Assignment:
Look through the entries below and count the lines with "order" in them; the reply is the number alone.

Records for this task:
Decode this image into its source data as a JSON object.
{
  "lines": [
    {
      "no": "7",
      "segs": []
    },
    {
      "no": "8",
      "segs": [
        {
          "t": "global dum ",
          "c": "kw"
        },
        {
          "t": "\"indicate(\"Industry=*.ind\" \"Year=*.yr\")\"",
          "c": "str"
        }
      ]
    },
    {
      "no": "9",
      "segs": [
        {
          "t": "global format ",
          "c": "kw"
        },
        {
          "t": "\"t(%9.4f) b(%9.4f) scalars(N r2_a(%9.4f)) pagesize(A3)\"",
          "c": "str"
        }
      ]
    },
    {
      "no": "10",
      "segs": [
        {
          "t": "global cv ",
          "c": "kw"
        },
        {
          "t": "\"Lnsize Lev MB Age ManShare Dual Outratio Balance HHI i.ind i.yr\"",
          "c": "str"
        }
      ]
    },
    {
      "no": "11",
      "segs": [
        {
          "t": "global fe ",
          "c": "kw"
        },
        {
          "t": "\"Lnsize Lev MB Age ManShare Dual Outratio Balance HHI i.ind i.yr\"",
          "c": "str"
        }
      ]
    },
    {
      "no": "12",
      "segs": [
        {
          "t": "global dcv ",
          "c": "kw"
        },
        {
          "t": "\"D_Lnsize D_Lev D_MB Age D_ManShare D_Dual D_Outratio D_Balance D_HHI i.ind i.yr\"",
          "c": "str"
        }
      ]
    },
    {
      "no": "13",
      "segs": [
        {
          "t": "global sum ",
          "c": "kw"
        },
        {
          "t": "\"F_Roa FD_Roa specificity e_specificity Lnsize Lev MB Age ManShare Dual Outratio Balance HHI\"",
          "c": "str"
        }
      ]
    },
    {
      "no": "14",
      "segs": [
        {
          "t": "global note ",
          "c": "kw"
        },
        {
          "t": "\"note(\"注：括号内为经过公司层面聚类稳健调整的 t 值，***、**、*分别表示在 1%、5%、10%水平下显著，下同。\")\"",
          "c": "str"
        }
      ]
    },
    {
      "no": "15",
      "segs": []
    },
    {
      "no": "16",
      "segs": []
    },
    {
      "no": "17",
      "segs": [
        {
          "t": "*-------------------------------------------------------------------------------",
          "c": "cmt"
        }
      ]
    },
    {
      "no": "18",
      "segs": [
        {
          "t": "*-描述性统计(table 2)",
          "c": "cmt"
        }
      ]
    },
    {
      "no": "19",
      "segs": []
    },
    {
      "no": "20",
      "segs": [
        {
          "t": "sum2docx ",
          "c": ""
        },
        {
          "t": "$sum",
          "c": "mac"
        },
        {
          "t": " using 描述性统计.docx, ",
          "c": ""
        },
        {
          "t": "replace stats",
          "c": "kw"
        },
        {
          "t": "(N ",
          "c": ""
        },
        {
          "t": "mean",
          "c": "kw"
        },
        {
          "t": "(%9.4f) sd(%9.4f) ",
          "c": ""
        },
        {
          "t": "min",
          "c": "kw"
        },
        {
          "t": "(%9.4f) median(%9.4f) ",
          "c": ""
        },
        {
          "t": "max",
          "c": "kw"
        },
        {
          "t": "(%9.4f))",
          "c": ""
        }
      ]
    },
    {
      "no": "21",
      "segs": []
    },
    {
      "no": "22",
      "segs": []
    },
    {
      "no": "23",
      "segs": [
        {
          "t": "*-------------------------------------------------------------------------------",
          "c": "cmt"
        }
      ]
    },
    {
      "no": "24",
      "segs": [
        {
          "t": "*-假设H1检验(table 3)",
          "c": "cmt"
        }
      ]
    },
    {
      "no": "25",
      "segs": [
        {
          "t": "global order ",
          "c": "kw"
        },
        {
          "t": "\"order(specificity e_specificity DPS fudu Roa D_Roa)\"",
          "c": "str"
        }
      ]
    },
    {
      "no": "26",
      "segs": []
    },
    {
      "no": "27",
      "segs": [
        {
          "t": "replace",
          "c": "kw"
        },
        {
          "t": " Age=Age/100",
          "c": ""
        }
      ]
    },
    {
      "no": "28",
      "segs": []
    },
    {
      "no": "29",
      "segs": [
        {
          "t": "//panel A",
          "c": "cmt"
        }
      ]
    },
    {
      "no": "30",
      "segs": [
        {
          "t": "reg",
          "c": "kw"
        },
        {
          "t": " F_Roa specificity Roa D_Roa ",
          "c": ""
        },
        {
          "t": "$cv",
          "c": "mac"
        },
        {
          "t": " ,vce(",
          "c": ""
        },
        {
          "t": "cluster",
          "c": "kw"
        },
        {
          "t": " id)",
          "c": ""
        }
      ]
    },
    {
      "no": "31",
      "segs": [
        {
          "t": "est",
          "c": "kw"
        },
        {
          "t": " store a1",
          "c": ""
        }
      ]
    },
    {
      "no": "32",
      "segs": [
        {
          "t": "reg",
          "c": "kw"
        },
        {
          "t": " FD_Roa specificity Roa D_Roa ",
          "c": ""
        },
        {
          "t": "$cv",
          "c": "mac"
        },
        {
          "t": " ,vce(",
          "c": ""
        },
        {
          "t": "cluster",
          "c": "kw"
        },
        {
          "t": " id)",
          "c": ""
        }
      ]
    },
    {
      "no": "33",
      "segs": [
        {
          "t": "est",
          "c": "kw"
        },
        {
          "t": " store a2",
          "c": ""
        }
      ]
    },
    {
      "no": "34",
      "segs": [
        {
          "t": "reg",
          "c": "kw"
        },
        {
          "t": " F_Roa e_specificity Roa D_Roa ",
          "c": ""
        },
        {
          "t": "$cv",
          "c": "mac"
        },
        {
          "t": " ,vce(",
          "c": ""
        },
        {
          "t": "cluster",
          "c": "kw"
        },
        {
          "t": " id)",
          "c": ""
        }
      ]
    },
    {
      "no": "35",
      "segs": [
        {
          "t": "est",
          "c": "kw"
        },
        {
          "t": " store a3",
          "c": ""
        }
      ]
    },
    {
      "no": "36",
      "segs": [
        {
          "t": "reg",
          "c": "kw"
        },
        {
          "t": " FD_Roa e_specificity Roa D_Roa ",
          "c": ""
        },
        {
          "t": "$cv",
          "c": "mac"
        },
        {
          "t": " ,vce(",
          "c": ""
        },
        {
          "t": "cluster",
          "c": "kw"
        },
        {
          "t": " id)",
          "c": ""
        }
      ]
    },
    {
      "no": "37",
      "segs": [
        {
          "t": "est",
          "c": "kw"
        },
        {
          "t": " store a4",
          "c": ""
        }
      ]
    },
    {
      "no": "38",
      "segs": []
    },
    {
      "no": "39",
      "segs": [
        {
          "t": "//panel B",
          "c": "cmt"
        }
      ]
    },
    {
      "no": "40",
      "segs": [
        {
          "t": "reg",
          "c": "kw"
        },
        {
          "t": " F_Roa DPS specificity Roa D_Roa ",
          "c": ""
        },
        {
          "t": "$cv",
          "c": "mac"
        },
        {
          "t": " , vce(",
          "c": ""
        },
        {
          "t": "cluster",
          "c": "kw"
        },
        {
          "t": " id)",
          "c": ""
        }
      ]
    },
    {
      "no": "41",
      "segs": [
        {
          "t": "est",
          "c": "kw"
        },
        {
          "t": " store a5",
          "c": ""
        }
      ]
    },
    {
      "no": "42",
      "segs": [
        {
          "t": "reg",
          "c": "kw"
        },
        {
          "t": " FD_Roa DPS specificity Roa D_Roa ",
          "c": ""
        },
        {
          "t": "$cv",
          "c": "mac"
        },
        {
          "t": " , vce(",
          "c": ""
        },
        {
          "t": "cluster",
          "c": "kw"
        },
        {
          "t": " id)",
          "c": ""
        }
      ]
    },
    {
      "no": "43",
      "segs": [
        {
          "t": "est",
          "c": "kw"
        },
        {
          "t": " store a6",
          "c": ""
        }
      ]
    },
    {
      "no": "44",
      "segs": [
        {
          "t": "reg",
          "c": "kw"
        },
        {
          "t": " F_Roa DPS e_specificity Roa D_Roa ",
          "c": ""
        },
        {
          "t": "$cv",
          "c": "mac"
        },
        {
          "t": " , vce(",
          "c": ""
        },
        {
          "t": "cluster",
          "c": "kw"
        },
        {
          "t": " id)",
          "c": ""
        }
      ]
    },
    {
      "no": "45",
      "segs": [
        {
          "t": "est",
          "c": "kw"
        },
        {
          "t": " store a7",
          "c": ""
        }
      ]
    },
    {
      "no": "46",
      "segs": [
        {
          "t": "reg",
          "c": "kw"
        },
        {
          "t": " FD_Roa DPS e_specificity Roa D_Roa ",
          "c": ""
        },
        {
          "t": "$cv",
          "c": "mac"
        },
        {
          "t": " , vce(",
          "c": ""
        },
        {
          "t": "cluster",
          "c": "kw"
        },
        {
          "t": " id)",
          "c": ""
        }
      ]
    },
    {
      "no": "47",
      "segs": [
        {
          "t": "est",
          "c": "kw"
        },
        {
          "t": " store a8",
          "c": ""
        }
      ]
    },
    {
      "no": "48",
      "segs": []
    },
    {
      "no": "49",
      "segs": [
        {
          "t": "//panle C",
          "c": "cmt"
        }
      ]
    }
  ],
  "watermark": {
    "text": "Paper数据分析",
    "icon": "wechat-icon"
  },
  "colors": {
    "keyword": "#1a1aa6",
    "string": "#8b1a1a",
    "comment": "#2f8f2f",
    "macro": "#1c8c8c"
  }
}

Output for this task:
2